▶ [Exercise goal]:
Your copy of the data should match it exactly, leaving out only the pictures.

▶ [Provided data]:
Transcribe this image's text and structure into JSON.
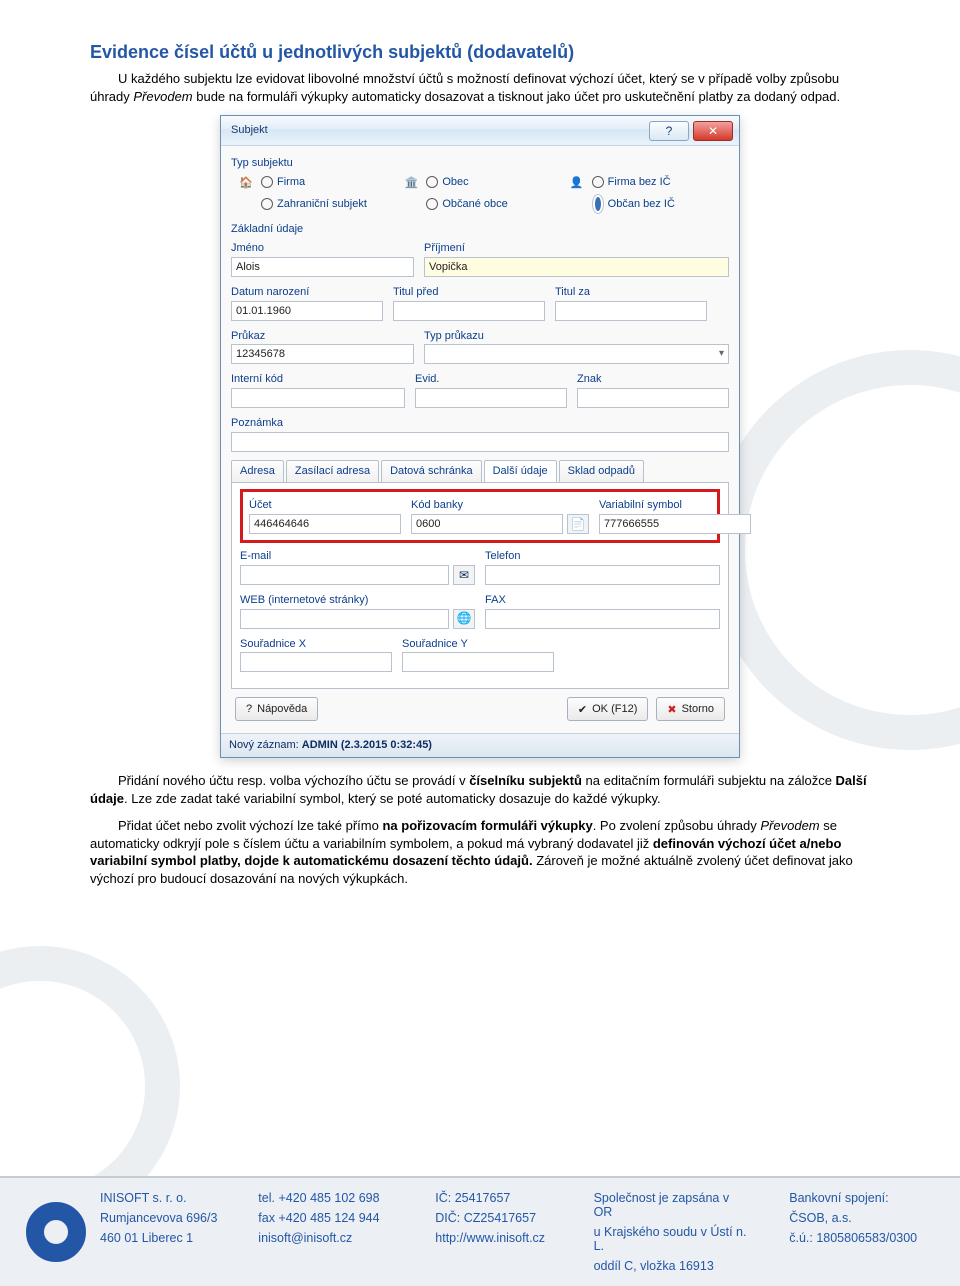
{
  "heading": "Evidence čísel účtů u jednotlivých subjektů (dodavatelů)",
  "para1_a": "U každého subjektu lze evidovat libovolné množství účtů s možností definovat výchozí účet, který se v případě volby způsobu úhrady ",
  "para1_em": "Převodem",
  "para1_b": " bude na formuláři výkupky automaticky dosazovat a tisknout jako účet pro uskutečnění platby za dodaný odpad.",
  "dialog": {
    "title": "Subjekt",
    "help_symbol": "?",
    "close_symbol": "✕",
    "type_section": "Typ subjektu",
    "radios": {
      "firma": "Firma",
      "obec": "Obec",
      "firma_bez_ic": "Firma bez IČ",
      "zahranicni": "Zahraniční subjekt",
      "obcane": "Občané obce",
      "obcan_bez_ic": "Občan bez IČ"
    },
    "basic_section": "Základní údaje",
    "labels": {
      "jmeno": "Jméno",
      "prijmeni": "Příjmení",
      "datum_narozeni": "Datum narození",
      "titul_pred": "Titul před",
      "titul_za": "Titul za",
      "prukaz": "Průkaz",
      "typ_prukazu": "Typ průkazu",
      "interni_kod": "Interní kód",
      "evid": "Evid.",
      "znak": "Znak",
      "poznamka": "Poznámka",
      "ucet": "Účet",
      "kod_banky": "Kód banky",
      "var_symbol": "Variabilní symbol",
      "email": "E-mail",
      "telefon": "Telefon",
      "web": "WEB (internetové stránky)",
      "fax": "FAX",
      "sx": "Souřadnice X",
      "sy": "Souřadnice Y"
    },
    "values": {
      "jmeno": "Alois",
      "prijmeni": "Vopička",
      "datum_narozeni": "01.01.1960",
      "prukaz": "12345678",
      "ucet": "446464646",
      "kod_banky": "0600",
      "var_symbol": "777666555"
    },
    "tabs": {
      "adresa": "Adresa",
      "zasilaci": "Zasílací adresa",
      "datova": "Datová schránka",
      "dalsi": "Další údaje",
      "sklad": "Sklad odpadů"
    },
    "buttons": {
      "napoveda": "Nápověda",
      "ok": "OK (F12)",
      "storno": "Storno"
    },
    "status_prefix": "Nový záznam: ",
    "status_bold": "ADMIN (2.3.2015 0:32:45)"
  },
  "para2_a": "Přidání nového účtu resp. volba výchozího účtu se provádí v ",
  "para2_b1": "číselníku subjektů",
  "para2_b": " na editačním formuláři subjektu na záložce ",
  "para2_b2": "Další údaje",
  "para2_c": ". Lze zde zadat také variabilní symbol, který se poté automaticky dosazuje do každé výkupky.",
  "para3_a": "Přidat účet nebo zvolit výchozí lze také přímo ",
  "para3_b1": "na pořizovacím formuláři výkupky",
  "para3_b": ". Po zvolení způsobu úhrady ",
  "para3_em": "Převodem",
  "para3_c": " se automaticky odkryjí pole s číslem účtu a variabilním symbolem, a pokud má vybraný dodavatel již ",
  "para3_b2": "definován výchozí účet a/nebo variabilní symbol platby, dojde k automatickému dosazení těchto údajů.",
  "para3_d": " Zároveň je možné aktuálně zvolený účet definovat jako výchozí pro budoucí dosazování na nových výkupkách.",
  "footer": {
    "c1": {
      "a": "INISOFT s. r. o.",
      "b": "Rumjancevova 696/3",
      "c": "460 01  Liberec 1"
    },
    "c2": {
      "a": "tel. +420 485 102 698",
      "b": "fax +420 485 124 944",
      "c": "inisoft@inisoft.cz"
    },
    "c3": {
      "a": "IČ: 25417657",
      "b": "DIČ: CZ25417657",
      "c": "http://www.inisoft.cz"
    },
    "c4": {
      "a": "Společnost je zapsána v OR",
      "b": "u Krajského soudu v Ústí n. L.",
      "c": "oddíl C, vložka 16913"
    },
    "c5": {
      "a": "Bankovní spojení:",
      "b": "ČSOB, a.s.",
      "c": "č.ú.: 1805806583/0300"
    }
  }
}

▶ [Response for this exercise]:
Transcribe this image's text and structure into JSON.
{
  "heading": "Evidence čísel účtů u jednotlivých subjektů (dodavatelů)",
  "para1_a": "U každého subjektu lze evidovat libovolné množství účtů s možností definovat výchozí účet, který se v případě volby způsobu úhrady ",
  "para1_em": "Převodem",
  "para1_b": " bude na formuláři výkupky automaticky dosazovat a tisknout jako účet pro uskutečnění platby za dodaný odpad.",
  "dialog": {
    "title": "Subjekt",
    "help_symbol": "?",
    "close_symbol": "✕",
    "type_section": "Typ subjektu",
    "radios": {
      "firma": "Firma",
      "obec": "Obec",
      "firma_bez_ic": "Firma bez IČ",
      "zahranicni": "Zahraniční subjekt",
      "obcane": "Občané obce",
      "obcan_bez_ic": "Občan bez IČ"
    },
    "basic_section": "Základní údaje",
    "labels": {
      "jmeno": "Jméno",
      "prijmeni": "Příjmení",
      "datum_narozeni": "Datum narození",
      "titul_pred": "Titul před",
      "titul_za": "Titul za",
      "prukaz": "Průkaz",
      "typ_prukazu": "Typ průkazu",
      "interni_kod": "Interní kód",
      "evid": "Evid.",
      "znak": "Znak",
      "poznamka": "Poznámka",
      "ucet": "Účet",
      "kod_banky": "Kód banky",
      "var_symbol": "Variabilní symbol",
      "email": "E-mail",
      "telefon": "Telefon",
      "web": "WEB (internetové stránky)",
      "fax": "FAX",
      "sx": "Souřadnice X",
      "sy": "Souřadnice Y"
    },
    "values": {
      "jmeno": "Alois",
      "prijmeni": "Vopička",
      "datum_narozeni": "01.01.1960",
      "prukaz": "12345678",
      "ucet": "446464646",
      "kod_banky": "0600",
      "var_symbol": "777666555"
    },
    "tabs": {
      "adresa": "Adresa",
      "zasilaci": "Zasílací adresa",
      "datova": "Datová schránka",
      "dalsi": "Další údaje",
      "sklad": "Sklad odpadů"
    },
    "buttons": {
      "napoveda": "Nápověda",
      "ok": "OK (F12)",
      "storno": "Storno"
    },
    "status_prefix": "Nový záznam: ",
    "status_bold": "ADMIN (2.3.2015 0:32:45)"
  },
  "para2_a": "Přidání nového účtu resp. volba výchozího účtu se provádí v ",
  "para2_b1": "číselníku subjektů",
  "para2_b": " na editačním formuláři subjektu na záložce ",
  "para2_b2": "Další údaje",
  "para2_c": ". Lze zde zadat také variabilní symbol, který se poté automaticky dosazuje do každé výkupky.",
  "para3_a": "Přidat účet nebo zvolit výchozí lze také přímo ",
  "para3_b1": "na pořizovacím formuláři výkupky",
  "para3_b": ". Po zvolení způsobu úhrady ",
  "para3_em": "Převodem",
  "para3_c": " se automaticky odkryjí pole s číslem účtu a variabilním symbolem, a pokud má vybraný dodavatel již ",
  "para3_b2": "definován výchozí účet a/nebo variabilní symbol platby, dojde k automatickému dosazení těchto údajů.",
  "para3_d": " Zároveň je možné aktuálně zvolený účet definovat jako výchozí pro budoucí dosazování na nových výkupkách.",
  "footer": {
    "c1": {
      "a": "INISOFT s. r. o.",
      "b": "Rumjancevova 696/3",
      "c": "460 01  Liberec 1"
    },
    "c2": {
      "a": "tel. +420 485 102 698",
      "b": "fax +420 485 124 944",
      "c": "inisoft@inisoft.cz"
    },
    "c3": {
      "a": "IČ: 25417657",
      "b": "DIČ: CZ25417657",
      "c": "http://www.inisoft.cz"
    },
    "c4": {
      "a": "Společnost je zapsána v OR",
      "b": "u Krajského soudu v Ústí n. L.",
      "c": "oddíl C, vložka 16913"
    },
    "c5": {
      "a": "Bankovní spojení:",
      "b": "ČSOB, a.s.",
      "c": "č.ú.: 1805806583/0300"
    }
  }
}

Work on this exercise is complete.